-- Work to complete --
Using "data" as the search string, find the matching lines below and copy them.

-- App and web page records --
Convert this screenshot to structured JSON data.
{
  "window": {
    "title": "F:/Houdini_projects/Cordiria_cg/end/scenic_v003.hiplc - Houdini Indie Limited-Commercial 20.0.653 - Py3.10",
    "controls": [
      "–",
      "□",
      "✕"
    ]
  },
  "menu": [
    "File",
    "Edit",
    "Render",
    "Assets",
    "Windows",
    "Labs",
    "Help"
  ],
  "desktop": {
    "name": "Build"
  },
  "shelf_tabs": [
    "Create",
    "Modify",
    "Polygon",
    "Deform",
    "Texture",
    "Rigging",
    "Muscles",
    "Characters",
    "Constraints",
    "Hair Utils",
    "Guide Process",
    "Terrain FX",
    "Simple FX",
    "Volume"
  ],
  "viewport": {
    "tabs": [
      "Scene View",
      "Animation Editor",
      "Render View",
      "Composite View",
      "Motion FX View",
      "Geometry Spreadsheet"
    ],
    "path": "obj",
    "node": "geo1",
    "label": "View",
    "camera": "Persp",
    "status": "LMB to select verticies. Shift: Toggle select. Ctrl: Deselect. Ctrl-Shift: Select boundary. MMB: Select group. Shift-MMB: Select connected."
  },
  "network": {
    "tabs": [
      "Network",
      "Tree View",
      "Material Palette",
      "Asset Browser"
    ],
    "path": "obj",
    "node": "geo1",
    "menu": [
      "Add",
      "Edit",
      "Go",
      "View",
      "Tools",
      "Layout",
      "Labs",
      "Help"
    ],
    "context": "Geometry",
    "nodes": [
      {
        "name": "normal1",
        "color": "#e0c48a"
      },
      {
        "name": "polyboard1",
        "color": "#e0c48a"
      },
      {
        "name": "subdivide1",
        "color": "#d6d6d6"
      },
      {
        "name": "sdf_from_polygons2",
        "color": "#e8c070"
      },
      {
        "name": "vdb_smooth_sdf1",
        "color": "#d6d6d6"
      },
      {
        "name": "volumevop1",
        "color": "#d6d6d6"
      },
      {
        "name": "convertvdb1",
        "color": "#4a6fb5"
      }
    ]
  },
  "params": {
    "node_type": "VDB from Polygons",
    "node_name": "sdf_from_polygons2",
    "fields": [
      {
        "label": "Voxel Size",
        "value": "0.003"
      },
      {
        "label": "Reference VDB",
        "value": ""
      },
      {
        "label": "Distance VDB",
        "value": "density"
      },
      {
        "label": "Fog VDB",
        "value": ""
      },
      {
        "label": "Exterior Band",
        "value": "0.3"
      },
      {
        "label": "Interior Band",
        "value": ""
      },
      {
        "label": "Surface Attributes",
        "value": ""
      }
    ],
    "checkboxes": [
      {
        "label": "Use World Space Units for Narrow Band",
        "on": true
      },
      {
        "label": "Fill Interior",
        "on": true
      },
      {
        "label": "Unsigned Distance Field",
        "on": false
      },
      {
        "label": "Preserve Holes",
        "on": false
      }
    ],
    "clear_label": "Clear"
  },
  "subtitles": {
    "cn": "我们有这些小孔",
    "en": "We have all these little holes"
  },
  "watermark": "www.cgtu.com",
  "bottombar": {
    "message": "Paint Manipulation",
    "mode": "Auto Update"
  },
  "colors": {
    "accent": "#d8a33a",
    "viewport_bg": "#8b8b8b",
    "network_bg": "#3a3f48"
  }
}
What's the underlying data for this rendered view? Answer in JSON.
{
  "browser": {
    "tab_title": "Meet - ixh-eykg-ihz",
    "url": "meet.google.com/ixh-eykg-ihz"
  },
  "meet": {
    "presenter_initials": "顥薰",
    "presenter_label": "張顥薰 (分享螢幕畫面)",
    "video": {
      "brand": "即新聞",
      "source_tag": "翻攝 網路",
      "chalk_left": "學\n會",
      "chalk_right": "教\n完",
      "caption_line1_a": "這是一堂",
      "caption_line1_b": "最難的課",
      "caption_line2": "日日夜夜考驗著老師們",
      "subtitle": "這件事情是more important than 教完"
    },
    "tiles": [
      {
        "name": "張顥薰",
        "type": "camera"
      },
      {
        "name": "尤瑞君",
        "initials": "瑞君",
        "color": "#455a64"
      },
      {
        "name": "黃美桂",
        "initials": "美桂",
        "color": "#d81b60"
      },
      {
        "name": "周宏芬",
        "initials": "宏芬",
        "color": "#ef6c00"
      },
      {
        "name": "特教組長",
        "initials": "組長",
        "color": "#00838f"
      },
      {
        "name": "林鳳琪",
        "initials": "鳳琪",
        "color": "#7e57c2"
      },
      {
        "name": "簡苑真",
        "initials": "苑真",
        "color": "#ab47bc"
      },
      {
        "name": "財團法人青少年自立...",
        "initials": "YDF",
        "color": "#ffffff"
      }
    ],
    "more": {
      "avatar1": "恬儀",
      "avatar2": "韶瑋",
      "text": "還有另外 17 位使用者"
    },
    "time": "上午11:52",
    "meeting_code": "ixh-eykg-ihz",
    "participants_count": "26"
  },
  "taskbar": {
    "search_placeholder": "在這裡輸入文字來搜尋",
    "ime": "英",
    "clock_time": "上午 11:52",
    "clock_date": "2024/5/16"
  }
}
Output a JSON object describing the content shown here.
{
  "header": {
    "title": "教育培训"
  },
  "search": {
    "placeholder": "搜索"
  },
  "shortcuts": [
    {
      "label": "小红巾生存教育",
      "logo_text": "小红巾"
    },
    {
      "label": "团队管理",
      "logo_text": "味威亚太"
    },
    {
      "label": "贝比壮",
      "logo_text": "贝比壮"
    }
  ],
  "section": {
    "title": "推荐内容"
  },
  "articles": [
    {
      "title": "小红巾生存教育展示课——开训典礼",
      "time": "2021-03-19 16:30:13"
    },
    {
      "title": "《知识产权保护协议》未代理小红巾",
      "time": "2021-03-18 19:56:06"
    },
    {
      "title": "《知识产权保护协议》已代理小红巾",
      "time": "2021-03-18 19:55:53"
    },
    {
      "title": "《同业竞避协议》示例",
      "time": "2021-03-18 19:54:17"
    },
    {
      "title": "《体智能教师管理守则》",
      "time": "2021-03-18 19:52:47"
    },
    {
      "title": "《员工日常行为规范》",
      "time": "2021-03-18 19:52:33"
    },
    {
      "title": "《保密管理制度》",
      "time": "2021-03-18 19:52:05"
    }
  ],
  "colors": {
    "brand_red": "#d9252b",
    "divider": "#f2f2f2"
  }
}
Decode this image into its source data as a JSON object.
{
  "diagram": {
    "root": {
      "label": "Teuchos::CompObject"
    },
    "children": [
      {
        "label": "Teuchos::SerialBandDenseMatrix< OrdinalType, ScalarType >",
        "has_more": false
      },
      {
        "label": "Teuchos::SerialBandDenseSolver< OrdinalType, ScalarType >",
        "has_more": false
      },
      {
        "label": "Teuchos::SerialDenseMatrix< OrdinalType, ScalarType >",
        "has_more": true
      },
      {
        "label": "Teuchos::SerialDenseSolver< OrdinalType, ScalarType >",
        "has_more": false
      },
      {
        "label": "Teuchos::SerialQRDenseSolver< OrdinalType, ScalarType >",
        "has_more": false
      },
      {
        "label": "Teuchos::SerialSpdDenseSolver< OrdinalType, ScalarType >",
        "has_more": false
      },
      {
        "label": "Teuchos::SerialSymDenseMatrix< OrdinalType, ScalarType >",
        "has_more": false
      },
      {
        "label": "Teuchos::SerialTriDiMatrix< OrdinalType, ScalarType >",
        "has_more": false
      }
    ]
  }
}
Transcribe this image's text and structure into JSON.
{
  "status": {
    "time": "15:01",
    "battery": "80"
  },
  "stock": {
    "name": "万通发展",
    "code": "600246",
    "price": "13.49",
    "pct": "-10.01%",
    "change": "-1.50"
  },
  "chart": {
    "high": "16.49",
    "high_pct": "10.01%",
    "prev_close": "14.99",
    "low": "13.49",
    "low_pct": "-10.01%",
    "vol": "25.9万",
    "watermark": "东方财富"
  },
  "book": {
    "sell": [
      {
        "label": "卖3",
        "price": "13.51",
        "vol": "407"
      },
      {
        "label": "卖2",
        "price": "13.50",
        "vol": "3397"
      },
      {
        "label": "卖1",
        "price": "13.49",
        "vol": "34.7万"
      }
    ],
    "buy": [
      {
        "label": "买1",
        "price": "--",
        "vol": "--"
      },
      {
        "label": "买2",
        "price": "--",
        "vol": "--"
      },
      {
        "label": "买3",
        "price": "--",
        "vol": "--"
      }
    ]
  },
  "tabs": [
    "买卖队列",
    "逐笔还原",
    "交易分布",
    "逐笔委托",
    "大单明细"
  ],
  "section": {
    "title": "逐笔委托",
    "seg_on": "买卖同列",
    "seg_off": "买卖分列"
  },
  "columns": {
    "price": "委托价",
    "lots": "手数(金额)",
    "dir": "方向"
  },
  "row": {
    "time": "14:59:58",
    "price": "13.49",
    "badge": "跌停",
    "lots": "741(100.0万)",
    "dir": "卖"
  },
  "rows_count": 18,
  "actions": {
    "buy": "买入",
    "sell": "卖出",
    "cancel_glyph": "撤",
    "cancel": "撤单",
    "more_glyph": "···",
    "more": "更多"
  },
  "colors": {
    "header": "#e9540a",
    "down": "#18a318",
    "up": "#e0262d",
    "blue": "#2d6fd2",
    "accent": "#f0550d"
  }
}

-- Answer section --
Convert this screenshot to structured JSON data.
What's the underlying data for this rendered view? Answer in JSON.
Decode this image into its source data as a JSON object.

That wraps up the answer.